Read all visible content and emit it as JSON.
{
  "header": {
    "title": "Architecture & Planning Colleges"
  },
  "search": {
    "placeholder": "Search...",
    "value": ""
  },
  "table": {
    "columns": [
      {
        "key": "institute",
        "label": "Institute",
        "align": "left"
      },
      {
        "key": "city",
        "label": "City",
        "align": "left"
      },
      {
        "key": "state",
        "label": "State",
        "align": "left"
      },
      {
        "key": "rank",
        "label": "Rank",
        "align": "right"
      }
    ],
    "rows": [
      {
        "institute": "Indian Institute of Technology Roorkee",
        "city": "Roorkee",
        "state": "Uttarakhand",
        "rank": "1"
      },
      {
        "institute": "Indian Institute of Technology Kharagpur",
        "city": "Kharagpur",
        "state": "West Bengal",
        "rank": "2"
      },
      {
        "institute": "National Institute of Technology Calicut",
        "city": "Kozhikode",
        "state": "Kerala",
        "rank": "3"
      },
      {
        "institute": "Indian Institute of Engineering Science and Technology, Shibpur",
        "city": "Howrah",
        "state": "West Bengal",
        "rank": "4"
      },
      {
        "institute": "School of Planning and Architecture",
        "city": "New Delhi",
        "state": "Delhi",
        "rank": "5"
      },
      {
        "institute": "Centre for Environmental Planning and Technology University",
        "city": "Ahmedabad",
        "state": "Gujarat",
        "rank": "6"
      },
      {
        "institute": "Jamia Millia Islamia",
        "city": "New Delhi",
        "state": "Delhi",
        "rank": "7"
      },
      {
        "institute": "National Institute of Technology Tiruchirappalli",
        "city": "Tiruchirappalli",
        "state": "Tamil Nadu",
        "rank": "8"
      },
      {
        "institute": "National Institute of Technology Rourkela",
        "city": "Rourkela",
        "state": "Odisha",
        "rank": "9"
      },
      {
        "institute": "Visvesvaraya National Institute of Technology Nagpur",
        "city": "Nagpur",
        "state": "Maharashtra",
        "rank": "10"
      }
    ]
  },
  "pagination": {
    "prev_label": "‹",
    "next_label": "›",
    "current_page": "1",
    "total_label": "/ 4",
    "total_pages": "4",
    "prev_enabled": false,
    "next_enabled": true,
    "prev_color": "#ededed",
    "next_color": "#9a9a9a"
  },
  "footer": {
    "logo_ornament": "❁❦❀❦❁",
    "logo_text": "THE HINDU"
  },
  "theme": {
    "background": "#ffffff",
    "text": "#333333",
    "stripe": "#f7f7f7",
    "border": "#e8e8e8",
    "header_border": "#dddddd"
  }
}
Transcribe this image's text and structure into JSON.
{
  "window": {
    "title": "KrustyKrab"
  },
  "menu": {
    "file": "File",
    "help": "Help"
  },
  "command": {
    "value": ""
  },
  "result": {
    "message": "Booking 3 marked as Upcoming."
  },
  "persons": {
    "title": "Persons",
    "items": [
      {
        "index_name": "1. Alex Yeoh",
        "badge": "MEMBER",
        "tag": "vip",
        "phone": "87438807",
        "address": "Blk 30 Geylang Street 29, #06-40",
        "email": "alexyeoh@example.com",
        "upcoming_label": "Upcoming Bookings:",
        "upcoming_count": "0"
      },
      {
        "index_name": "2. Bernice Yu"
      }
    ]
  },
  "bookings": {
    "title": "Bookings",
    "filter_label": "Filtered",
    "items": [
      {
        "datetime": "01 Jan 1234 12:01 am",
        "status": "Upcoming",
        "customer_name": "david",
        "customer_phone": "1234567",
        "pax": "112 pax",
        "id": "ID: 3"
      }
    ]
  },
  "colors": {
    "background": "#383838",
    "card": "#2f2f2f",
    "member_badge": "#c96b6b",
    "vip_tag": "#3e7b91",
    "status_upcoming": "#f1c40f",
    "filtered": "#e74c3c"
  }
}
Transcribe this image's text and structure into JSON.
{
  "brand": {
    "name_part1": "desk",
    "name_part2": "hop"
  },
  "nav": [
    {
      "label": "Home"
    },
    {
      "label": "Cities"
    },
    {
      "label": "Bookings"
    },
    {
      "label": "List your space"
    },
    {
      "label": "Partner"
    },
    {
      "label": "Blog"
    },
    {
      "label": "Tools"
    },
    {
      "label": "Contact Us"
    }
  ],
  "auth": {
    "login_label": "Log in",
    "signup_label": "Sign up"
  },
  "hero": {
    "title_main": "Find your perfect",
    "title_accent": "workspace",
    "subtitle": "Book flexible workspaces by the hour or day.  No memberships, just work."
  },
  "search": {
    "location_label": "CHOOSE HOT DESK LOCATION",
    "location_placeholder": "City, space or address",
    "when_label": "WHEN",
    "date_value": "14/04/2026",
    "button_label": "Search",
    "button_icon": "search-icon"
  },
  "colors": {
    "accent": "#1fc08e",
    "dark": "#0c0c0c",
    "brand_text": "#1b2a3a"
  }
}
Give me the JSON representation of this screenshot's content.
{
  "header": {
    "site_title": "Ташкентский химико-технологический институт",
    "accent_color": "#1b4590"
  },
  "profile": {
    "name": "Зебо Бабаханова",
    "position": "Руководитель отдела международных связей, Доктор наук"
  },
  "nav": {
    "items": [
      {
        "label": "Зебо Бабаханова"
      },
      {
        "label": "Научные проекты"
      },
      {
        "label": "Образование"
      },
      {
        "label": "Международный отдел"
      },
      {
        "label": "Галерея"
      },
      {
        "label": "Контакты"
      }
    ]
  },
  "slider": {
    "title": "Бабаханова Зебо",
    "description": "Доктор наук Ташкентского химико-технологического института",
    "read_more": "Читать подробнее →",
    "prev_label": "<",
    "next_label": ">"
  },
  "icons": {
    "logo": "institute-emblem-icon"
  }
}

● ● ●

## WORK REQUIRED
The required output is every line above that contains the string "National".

## RESULT OF THE TASK
        "institute": "National Institute of Technology Calicut",
        "institute": "National Institute of Technology Tiruchirappalli",
        "institute": "National Institute of Technology Rourkela",
        "institute": "Visvesvaraya National Institute of Technology Nagpur",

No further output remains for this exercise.